Beall appraisal of stamps stamps US Stamps

Stamp and Coin Appraiser, Since 1978

Member of American Stamp Dealers Association, ASDA
American Philatelic Society, APS
American Numismatic Association, ANA
American Stamp Dealers Association
Oregon Stamp Society

Stamp and Coin Appraisal Process

1) Make an appointment to bring the collection to my office, or in the case of a large collection an appointment for me to come to your home, office or bank to do the appraisal. I travel all over the West to do appraisals. Unfortunately an accurate appraisal on a stamp or coin collection cannot be done online, or with just photos or lists. I must see the actual collection to do an accurate appraisal.

2) When the collection arrives I can do a quick overview to see approximately how long the appraisal will take. The volume and value of the collection make the difference in the time it takes for the appraisal.
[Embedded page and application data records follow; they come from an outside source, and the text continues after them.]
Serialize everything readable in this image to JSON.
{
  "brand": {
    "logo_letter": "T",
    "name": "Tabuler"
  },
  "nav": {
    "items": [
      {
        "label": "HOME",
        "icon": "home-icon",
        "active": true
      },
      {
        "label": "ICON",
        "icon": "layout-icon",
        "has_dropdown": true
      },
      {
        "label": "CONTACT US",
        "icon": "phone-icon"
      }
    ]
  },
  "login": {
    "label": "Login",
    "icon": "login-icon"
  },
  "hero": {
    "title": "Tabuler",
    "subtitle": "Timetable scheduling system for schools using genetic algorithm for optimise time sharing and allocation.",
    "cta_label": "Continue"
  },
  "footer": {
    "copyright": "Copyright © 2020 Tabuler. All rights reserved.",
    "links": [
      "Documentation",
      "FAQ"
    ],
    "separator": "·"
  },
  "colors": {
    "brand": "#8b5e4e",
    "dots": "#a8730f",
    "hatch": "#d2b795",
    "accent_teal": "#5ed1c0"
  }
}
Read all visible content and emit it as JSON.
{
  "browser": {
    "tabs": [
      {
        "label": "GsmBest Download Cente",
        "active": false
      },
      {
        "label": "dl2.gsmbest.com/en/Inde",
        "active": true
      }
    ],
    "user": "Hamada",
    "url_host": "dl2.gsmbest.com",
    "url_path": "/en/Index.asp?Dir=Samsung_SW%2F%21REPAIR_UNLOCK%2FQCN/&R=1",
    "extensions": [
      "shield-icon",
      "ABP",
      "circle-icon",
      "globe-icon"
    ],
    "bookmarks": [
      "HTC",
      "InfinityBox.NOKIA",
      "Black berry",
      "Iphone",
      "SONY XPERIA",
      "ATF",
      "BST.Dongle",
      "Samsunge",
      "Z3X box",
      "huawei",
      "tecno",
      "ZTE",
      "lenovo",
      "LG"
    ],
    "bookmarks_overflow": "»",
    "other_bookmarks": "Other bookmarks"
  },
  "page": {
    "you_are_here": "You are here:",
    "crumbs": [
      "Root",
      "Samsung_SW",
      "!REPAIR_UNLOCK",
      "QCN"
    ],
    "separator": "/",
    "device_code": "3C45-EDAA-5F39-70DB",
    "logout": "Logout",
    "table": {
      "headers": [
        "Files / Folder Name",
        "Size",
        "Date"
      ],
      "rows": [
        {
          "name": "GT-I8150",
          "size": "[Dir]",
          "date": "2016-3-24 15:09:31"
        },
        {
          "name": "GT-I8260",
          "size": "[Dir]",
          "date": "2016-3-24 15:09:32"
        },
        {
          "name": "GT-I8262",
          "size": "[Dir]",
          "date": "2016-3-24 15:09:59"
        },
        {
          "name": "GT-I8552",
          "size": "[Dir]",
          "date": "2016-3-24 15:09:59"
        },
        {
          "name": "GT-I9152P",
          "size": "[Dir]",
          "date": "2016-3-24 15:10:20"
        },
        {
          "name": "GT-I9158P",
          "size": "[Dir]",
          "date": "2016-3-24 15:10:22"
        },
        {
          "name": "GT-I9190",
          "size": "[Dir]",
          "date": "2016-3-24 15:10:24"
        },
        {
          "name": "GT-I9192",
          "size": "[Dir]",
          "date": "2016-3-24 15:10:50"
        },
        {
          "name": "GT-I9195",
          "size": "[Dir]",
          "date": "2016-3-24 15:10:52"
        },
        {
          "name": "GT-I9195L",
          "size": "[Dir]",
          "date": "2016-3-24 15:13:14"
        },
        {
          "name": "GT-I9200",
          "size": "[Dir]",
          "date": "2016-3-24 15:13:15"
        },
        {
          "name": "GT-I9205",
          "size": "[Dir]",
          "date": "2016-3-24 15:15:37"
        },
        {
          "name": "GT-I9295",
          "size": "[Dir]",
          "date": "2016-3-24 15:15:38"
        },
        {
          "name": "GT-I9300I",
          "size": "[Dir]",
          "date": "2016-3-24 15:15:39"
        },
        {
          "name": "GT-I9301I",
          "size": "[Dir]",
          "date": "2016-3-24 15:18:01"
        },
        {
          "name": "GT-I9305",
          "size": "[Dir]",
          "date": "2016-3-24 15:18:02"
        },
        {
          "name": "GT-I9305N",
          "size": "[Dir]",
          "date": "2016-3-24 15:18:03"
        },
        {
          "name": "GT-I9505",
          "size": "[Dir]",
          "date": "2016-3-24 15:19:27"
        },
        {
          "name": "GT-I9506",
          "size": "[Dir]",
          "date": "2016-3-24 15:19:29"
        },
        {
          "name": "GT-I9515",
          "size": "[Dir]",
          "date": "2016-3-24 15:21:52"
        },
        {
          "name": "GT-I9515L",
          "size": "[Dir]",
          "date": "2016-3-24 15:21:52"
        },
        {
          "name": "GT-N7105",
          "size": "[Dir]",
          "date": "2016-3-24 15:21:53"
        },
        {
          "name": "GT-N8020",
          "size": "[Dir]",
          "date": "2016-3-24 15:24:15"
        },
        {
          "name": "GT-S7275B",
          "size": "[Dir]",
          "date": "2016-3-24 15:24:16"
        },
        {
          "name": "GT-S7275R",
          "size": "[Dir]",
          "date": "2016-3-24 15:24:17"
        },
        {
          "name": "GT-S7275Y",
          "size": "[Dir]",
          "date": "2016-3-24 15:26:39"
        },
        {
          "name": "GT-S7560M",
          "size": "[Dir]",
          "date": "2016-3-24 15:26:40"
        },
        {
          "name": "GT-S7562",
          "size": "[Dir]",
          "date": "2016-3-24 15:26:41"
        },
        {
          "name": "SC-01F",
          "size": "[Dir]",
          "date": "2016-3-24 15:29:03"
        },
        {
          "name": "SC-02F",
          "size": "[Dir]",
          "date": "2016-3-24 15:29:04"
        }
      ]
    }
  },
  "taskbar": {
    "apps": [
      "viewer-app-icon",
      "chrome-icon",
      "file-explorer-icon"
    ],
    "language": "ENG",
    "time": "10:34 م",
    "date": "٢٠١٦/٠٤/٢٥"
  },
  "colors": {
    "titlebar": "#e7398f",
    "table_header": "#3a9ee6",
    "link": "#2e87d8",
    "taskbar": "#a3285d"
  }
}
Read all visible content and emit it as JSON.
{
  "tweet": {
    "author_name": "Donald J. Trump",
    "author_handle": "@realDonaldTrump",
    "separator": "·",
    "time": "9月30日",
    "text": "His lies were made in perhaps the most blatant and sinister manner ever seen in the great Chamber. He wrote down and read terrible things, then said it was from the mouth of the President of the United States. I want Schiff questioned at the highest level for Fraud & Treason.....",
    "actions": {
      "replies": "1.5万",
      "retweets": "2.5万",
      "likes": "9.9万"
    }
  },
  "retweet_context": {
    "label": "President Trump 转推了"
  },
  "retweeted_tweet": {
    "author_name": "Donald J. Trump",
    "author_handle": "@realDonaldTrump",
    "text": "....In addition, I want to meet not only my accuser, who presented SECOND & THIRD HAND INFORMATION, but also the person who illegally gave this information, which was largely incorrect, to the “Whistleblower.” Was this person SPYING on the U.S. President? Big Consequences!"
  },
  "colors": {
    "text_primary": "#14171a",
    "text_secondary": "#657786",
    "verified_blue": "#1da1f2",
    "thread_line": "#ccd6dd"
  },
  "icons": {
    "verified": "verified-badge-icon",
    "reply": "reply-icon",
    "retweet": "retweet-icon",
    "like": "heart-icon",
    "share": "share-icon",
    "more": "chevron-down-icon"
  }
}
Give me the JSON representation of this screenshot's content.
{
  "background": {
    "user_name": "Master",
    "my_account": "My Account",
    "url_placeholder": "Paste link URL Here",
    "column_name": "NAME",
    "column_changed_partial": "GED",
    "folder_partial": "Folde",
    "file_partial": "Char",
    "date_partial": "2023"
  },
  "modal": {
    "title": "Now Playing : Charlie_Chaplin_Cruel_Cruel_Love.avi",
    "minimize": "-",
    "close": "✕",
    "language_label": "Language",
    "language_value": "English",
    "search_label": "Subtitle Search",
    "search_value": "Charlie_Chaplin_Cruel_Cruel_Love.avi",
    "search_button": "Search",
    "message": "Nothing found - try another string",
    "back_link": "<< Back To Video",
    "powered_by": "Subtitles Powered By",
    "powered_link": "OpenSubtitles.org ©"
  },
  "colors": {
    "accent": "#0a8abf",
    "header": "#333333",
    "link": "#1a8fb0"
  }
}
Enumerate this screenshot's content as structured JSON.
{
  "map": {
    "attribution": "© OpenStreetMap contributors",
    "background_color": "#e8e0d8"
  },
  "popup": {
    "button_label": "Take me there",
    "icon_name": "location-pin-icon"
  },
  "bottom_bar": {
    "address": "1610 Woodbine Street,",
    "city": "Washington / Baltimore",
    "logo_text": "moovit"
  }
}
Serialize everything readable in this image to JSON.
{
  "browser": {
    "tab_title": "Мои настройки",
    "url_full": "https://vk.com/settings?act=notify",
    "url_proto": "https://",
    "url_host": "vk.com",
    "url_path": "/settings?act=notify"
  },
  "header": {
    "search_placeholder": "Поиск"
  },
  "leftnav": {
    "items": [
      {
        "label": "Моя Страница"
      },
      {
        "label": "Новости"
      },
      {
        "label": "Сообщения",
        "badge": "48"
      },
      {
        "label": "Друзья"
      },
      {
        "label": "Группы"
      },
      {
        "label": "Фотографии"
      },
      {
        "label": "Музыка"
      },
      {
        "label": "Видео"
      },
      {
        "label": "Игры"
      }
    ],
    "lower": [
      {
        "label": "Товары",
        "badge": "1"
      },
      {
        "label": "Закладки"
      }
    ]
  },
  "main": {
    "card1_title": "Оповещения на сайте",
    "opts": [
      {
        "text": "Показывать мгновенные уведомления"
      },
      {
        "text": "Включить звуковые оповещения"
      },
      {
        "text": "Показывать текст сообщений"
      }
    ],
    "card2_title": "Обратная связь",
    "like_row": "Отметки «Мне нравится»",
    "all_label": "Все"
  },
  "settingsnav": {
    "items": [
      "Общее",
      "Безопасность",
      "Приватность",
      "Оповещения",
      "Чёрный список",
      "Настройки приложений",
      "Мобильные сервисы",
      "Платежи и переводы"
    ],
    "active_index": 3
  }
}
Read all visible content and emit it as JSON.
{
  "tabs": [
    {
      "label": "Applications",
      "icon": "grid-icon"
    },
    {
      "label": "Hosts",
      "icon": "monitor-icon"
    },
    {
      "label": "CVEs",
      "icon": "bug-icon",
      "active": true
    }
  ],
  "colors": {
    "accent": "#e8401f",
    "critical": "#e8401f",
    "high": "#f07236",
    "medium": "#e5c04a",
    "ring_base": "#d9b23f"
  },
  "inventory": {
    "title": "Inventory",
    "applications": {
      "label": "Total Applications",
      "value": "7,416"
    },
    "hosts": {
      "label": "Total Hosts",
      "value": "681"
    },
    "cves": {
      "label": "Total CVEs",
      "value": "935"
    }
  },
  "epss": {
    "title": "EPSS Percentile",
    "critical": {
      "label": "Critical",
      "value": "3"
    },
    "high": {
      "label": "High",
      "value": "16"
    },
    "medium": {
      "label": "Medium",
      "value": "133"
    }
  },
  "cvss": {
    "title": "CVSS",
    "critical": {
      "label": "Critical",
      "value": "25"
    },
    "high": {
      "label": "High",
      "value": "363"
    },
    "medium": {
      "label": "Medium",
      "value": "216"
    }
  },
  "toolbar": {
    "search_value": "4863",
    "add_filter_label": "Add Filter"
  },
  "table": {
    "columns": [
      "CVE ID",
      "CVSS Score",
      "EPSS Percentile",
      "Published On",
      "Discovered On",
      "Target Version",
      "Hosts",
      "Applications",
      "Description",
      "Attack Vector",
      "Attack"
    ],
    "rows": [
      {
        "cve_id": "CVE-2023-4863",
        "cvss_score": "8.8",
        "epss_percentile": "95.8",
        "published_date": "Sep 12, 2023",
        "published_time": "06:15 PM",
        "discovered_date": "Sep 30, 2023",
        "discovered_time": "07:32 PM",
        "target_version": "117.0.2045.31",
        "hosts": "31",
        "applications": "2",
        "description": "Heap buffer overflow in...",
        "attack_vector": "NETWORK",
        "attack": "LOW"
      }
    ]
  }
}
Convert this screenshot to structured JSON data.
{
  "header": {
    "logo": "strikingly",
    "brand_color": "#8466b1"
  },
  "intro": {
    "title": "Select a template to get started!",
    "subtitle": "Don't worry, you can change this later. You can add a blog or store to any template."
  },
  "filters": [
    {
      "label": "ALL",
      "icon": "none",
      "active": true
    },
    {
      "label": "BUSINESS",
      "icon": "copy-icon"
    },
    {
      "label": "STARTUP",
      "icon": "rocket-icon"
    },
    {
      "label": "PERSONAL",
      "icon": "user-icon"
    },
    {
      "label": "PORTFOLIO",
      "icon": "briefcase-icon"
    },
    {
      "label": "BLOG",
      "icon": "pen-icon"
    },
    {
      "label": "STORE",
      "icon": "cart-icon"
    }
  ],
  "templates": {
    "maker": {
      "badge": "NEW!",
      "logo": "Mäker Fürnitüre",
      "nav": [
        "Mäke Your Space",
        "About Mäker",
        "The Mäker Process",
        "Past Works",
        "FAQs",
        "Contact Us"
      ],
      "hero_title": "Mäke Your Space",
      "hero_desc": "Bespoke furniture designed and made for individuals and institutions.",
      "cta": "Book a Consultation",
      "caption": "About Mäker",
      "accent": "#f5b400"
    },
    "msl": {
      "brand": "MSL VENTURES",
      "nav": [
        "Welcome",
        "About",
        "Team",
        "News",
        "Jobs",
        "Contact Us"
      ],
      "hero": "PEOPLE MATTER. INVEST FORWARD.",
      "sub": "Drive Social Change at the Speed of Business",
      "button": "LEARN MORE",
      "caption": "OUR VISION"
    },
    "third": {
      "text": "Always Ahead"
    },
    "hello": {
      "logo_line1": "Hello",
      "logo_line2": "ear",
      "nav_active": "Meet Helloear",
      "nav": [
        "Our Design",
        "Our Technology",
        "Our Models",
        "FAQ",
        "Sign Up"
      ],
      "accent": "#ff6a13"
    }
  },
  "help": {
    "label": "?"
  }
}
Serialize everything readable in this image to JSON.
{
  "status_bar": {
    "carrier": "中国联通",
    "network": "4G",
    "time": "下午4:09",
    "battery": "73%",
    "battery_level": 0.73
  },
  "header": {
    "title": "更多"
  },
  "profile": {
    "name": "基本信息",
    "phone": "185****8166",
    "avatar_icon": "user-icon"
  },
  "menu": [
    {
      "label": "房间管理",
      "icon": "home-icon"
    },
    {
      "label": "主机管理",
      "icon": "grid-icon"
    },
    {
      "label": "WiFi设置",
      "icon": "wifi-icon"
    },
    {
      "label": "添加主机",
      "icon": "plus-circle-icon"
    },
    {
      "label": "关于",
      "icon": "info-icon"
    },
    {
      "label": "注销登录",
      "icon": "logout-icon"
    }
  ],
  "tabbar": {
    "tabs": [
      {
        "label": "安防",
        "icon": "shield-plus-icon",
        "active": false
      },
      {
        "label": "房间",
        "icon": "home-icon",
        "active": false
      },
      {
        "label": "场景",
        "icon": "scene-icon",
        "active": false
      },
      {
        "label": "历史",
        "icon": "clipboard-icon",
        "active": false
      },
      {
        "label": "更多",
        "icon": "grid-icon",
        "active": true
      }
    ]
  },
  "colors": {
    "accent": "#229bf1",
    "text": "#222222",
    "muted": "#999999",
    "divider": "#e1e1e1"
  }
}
Generally a collection with 10 albums or less can be done in 2 hours or less. Even collections with hundreds of albums can be done in a relatively short period of time. The longest appraisal that I have done in over 30 years of appraising was the Gardner Shaw collection in Pullman Washington, contained in over 160 boxes, this collection took 2 ½ days to appraise and was valued at $118,000.00. Over 75% of the appraisals that I do take less than 2 hours.

3) When the appraisal is finished I prepare a written form that lists the value of the major components of the collection either by album or box. If there are individual stamps with significant value they will be identified separately and valued using the Scott Standard Stamp Catalog numbering system.

4) If you decide that you are interested in selling the collection I can give advice on the best ways to sell the collection and provide referrals to appropriate auction companies or dealers.

What is the charge for an appraisal?

I charge $100.00 per hour with a minimum of one hour. Travel time if I am required to go to the collection is billed at $25 per hour.

How do I come up with the appraised value?

According to the IRS instructions, an estate or fair market value appraisal should be "the price at which the property would change hands between a willing buyer and a willing seller neither being under any compulsion to buy or sell and both having reasonable knowledge of relevant facts… the price of the items should be that in which the item is most commonly sold to the public." The best way to achieve this, especially for stamp collections is to use the value that the collection would be sold for in a well run public auction. Using auction valuations also makes it easy to back up my appraisal value if I am called into court to testify on my appraisal valuation.

HOME                 Appraisals                 About/Contact Robert A. Beall
Website Design by DunnYesterday
All rights reserved by Robert A. Beall, 2011-2012